In a separate article published in the Los Angeles Times on 21 October 1999, reporter Terence Monmaney charged that the New England Journal of Medicine had violated its own ethics policy numerous times in the past three years. It did so by publishing articles by researchers with drug company ties and not disclosing the potential conflicts of interest.

A similar report was published in the New England Journal of Medicine; this found that almost every scientist defending the safety of calcium channel antagonists (whose use is sometimes controversial) had unpublished financial ties to manufacturers of these drugs (1998;338:101-6).

"We believe much more explicit disclosure procedures should be used for written publications," said Dr Allan Detsky, professor of health administration and medicine at the University of Toronto and one of the authors of the New England Journal's study.

"Right now, almost all journals will ask for disclosure, but it's done in a relatively loose way, letting the authors write down anything they want," he added.

In Mr Monmaney's report published in the Los Angeles Times, an analysis of 36 "drug therapy" review articles published in the New England Journal of Medicine since 1997 identified eight articles by researchers with undisclosed financial links to drug companies that marketed treatments evaluated in the articles.

Among the articles questioned was a 1997 review of treatments for multiple sclerosis in which the lead author of the study had received research funds and speaking fees from multiple companies that make drugs assessed in the article (according to the Los Angeles Times).

The newspaper also reported that the sole author of a 1998 review of breast cancer treatments belatedly said that he had received consulting fees from multiple companies that make drugs assessed in the article.

The Los Angeles Times conducted the analysis after it was widely reported in September that the New England Journal of Medicine ran a review of treatments for hair loss by a researcher alleged to have undisclosed financial ties to the pharmaceutical companies that market the hair loss treatments Rogaine and Propecia. (1999;341:964-9). The lead author of that study, Dr Vera Price, professor of clinical dermatology at the University of California in San Francisco, served as a paid consultant to the drugs'
manufacturers.

According to the Los Angeles Times, she did not disclose these ties to the NEJM, but Dr Price has said on the journal's website that she did so verbally to the commissioning editor.

The Western Journal of Medicine is owned by the BMJ Publishing Group.


© British Medical Journal 1999


Newsweek
Is Science Censored?
Ideology may influence what studies get published.

excerpted from Sept. 1992 issue

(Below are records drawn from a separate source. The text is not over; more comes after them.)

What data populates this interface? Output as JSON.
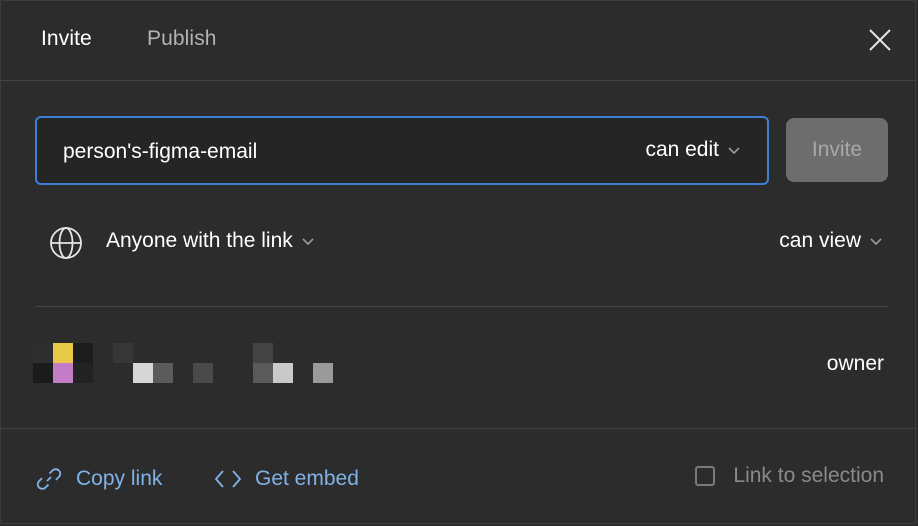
{
  "tabs": [
    {
      "label": "Invite",
      "active": true
    },
    {
      "label": "Publish",
      "active": false
    }
  ],
  "invite": {
    "email_value": "person's-figma-email",
    "permission": "can edit",
    "button_label": "Invite"
  },
  "link_access": {
    "scope": "Anyone with the link",
    "permission": "can view"
  },
  "member": {
    "role": "owner"
  },
  "footer": {
    "copy_link": "Copy link",
    "get_embed": "Get embed",
    "link_to_selection": "Link to selection",
    "link_to_selection_checked": false
  },
  "colors": {
    "background": "#2c2c2c",
    "accent_focus": "#3d7fd6",
    "link": "#7fb3e8",
    "disabled_button": "#6d6d6d"
  },
  "icons": [
    "close-icon",
    "chevron-down-icon",
    "globe-icon",
    "link-icon",
    "code-icon"
  ]
}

..This is how science works? Despite its objective face, science is as
shot through with ideology as any political campaign, and now that
dirty secret is coming out. The party line is that papers submitted to
journals are rejected only for reasons of substance-the methodology is
suspect, the data don't support the conclusions, the journal has better
papers to use. But lately scientists have been privately fuming over
rejections they blame on censorship. And this summer, the issue
exploded in public.

One leading cancer journal, for instance, recently published an
industry study concluding that the fluoride added to drinking water
does not increase the risk of cancer in lab animals. That same journal
rejected a government study, by researchers at the National Institute
of Environmental Health Sciences, that reported an increase in rare
bone cancers among male rats fed fluoride. The journal explained that
it does not publish lab-animal studies anymore. "No one wants to touch
this," says toxicologist James Huff of NIEHS about the persistent
evidence that fluoride poses some hazard.

Chalmers hasn't made many friends at science journals by opening this
debate, but some researchers applaud him. " He's made statements about
something that is very, very disturbing," said toxicologist Ellen
Silbergeld of the University of Maryland. "[Suppression of studies] is
particularly vicious when they concern public-health issues." But the
risk that censorship poses to public health may be the least of it. If
science loses its reputation for probity, its conclusions will carry no
more weight than any interest group's.

Sharon Begley



Typical Pharma attitude beloved of pharma trolls: